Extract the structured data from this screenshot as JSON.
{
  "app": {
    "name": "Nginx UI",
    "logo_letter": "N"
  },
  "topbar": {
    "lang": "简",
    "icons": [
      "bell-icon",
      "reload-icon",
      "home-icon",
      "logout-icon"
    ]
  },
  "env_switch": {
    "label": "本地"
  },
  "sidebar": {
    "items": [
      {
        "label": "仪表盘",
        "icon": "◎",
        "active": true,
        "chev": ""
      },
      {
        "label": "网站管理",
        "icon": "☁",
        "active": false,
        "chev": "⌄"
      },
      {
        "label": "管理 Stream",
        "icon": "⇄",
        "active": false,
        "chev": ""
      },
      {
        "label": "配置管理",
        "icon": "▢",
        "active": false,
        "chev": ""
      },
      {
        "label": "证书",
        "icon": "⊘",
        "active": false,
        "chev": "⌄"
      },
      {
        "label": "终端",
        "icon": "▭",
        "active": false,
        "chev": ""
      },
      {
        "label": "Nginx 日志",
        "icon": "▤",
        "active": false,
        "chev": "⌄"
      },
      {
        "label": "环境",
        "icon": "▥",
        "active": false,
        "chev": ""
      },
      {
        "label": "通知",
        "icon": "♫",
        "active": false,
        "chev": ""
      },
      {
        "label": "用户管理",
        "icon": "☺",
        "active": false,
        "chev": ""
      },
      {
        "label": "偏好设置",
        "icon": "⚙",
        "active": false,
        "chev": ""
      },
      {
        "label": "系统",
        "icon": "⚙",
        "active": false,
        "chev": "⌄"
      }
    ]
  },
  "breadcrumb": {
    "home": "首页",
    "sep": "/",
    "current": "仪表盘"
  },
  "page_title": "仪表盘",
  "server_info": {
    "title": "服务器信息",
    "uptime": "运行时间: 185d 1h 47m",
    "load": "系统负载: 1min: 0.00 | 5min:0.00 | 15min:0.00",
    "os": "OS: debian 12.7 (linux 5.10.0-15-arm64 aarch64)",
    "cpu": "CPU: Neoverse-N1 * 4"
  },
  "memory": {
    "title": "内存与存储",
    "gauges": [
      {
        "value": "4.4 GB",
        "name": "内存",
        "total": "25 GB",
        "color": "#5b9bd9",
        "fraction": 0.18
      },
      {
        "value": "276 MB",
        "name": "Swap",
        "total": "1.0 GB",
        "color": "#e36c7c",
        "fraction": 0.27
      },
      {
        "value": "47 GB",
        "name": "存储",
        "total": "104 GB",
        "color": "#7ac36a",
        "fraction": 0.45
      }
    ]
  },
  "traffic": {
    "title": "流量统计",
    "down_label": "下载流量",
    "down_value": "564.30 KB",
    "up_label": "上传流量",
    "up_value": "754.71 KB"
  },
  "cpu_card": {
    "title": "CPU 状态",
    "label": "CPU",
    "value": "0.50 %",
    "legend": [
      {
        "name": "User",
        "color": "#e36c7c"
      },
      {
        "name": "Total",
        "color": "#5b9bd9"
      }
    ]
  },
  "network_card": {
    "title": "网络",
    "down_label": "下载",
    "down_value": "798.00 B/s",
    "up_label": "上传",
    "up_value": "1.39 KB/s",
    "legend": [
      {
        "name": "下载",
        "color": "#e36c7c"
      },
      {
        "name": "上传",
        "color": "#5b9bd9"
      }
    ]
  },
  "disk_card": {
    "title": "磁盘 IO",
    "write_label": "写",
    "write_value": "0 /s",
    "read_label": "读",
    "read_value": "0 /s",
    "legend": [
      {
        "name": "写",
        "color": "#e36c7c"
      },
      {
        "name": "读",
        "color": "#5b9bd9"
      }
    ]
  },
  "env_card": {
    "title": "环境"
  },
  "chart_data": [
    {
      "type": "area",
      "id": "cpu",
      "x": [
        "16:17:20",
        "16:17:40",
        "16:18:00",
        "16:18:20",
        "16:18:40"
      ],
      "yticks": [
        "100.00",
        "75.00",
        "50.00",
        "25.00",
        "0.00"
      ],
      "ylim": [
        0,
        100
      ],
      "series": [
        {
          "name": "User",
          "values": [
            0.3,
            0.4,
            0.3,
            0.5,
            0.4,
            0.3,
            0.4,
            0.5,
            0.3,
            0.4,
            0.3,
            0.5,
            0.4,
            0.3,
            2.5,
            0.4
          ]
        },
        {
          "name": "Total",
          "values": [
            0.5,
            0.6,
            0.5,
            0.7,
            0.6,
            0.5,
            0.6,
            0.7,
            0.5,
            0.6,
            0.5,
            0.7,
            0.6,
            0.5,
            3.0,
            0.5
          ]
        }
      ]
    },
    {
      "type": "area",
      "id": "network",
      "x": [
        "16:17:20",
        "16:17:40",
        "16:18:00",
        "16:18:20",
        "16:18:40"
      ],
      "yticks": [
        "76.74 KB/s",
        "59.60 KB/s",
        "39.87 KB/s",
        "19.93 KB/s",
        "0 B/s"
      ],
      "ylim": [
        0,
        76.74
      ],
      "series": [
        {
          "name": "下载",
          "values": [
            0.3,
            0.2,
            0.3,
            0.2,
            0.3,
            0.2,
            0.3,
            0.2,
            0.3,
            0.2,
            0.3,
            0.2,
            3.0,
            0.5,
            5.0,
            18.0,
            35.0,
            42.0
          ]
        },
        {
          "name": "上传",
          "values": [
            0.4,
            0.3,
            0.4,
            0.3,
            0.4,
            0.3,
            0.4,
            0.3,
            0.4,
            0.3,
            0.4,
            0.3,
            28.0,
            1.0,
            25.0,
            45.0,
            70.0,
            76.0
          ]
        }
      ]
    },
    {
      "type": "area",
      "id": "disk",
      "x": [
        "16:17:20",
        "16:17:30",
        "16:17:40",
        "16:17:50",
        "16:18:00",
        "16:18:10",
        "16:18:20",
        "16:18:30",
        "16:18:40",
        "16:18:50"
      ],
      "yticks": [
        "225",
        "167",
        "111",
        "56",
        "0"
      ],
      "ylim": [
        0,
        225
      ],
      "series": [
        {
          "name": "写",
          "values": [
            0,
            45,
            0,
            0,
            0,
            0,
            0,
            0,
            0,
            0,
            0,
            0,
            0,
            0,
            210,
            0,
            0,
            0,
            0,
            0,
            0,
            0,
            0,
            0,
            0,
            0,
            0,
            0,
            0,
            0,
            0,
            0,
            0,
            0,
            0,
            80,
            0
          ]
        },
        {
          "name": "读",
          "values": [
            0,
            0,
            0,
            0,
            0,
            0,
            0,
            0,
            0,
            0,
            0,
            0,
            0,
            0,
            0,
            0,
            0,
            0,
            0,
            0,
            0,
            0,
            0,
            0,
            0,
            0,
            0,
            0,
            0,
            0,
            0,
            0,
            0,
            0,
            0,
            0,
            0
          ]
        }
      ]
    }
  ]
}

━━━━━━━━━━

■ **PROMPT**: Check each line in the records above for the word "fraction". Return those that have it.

■ **WRITTEN SOLUTION**:
        "fraction": 0.18
        "fraction": 0.27
        "fraction": 0.45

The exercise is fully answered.